======== INPUT DATA ========

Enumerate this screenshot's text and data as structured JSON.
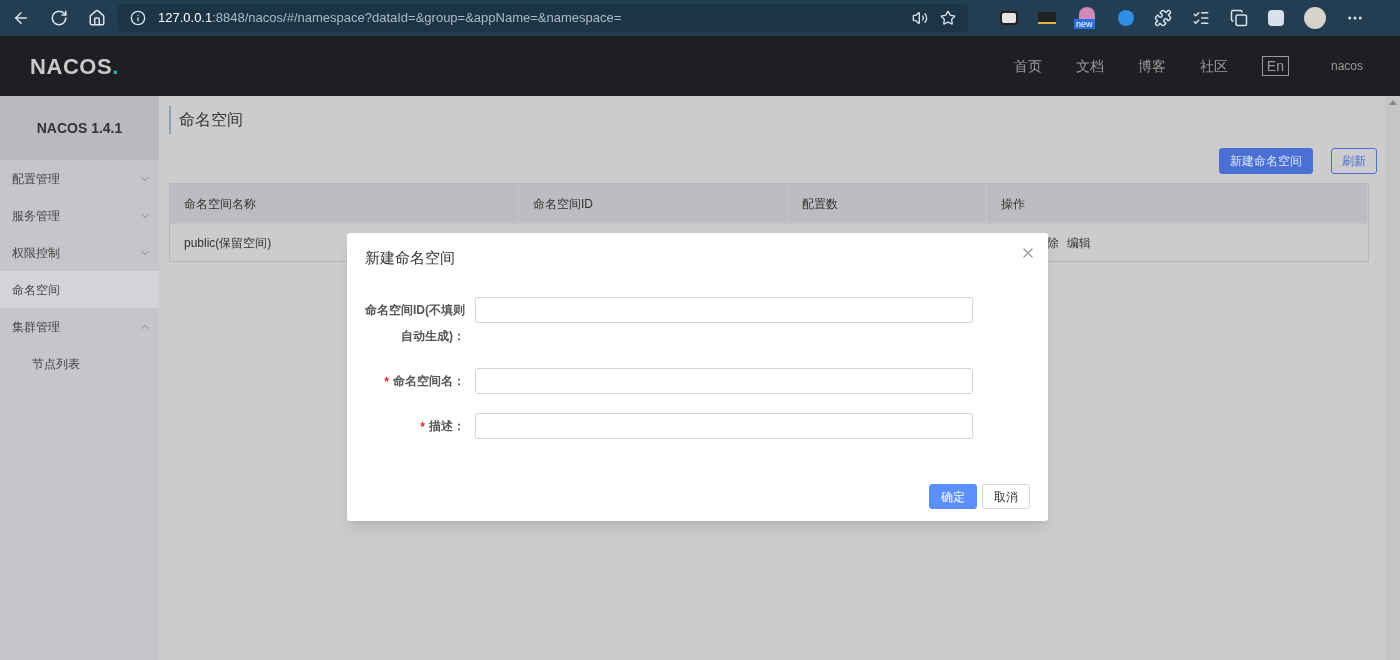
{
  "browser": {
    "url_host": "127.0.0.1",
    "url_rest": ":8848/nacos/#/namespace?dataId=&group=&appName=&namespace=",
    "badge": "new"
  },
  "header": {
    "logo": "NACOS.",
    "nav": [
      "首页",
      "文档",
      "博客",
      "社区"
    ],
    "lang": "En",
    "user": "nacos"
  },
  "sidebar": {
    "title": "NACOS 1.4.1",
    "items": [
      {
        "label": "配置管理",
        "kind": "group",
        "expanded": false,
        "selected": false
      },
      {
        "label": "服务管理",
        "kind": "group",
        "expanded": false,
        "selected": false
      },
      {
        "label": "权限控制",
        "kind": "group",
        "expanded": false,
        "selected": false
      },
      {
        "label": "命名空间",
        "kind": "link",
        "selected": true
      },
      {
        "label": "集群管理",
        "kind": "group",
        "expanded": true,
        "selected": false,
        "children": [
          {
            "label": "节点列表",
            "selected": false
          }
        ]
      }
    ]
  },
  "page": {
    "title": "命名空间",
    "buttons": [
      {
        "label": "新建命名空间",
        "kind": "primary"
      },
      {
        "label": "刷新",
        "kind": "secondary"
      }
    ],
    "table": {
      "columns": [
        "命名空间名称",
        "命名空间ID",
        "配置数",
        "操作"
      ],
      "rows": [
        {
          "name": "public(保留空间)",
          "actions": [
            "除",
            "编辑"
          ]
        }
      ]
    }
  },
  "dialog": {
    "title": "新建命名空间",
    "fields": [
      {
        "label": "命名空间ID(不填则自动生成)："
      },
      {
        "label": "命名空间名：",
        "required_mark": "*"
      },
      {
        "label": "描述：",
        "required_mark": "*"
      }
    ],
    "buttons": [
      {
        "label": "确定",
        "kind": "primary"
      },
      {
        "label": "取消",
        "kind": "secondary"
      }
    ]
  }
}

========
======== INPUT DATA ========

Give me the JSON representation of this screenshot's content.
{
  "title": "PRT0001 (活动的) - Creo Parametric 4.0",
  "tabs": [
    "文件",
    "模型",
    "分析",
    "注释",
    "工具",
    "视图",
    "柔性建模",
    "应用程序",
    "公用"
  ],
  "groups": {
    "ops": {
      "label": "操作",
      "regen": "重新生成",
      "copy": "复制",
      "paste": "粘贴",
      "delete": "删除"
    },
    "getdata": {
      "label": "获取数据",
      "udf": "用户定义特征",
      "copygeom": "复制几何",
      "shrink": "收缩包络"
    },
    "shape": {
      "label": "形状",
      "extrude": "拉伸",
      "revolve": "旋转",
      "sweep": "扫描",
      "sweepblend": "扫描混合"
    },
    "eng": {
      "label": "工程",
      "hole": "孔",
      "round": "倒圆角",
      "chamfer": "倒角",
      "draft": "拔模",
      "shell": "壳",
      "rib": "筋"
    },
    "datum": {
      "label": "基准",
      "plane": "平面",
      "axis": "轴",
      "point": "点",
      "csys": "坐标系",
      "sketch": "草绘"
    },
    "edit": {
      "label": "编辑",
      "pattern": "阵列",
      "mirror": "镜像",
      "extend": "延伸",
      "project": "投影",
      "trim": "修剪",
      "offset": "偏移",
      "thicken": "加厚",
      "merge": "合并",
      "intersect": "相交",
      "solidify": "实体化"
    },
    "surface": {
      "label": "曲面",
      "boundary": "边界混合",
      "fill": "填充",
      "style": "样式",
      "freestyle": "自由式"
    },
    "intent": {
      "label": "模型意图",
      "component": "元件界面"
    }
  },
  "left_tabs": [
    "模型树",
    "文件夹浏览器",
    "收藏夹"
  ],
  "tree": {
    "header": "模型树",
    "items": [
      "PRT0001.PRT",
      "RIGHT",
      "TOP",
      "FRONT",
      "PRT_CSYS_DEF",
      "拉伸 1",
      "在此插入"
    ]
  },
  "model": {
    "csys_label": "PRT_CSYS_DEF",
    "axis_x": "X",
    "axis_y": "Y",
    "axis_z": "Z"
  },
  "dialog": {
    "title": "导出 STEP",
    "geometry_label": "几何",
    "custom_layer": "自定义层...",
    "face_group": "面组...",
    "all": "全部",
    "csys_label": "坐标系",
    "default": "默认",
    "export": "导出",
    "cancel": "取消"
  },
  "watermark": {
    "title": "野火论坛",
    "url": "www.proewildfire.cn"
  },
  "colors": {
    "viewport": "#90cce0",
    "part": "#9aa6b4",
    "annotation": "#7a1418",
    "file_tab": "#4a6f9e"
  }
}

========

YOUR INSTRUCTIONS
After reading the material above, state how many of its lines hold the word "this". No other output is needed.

ANSWER FOR THE TASK
2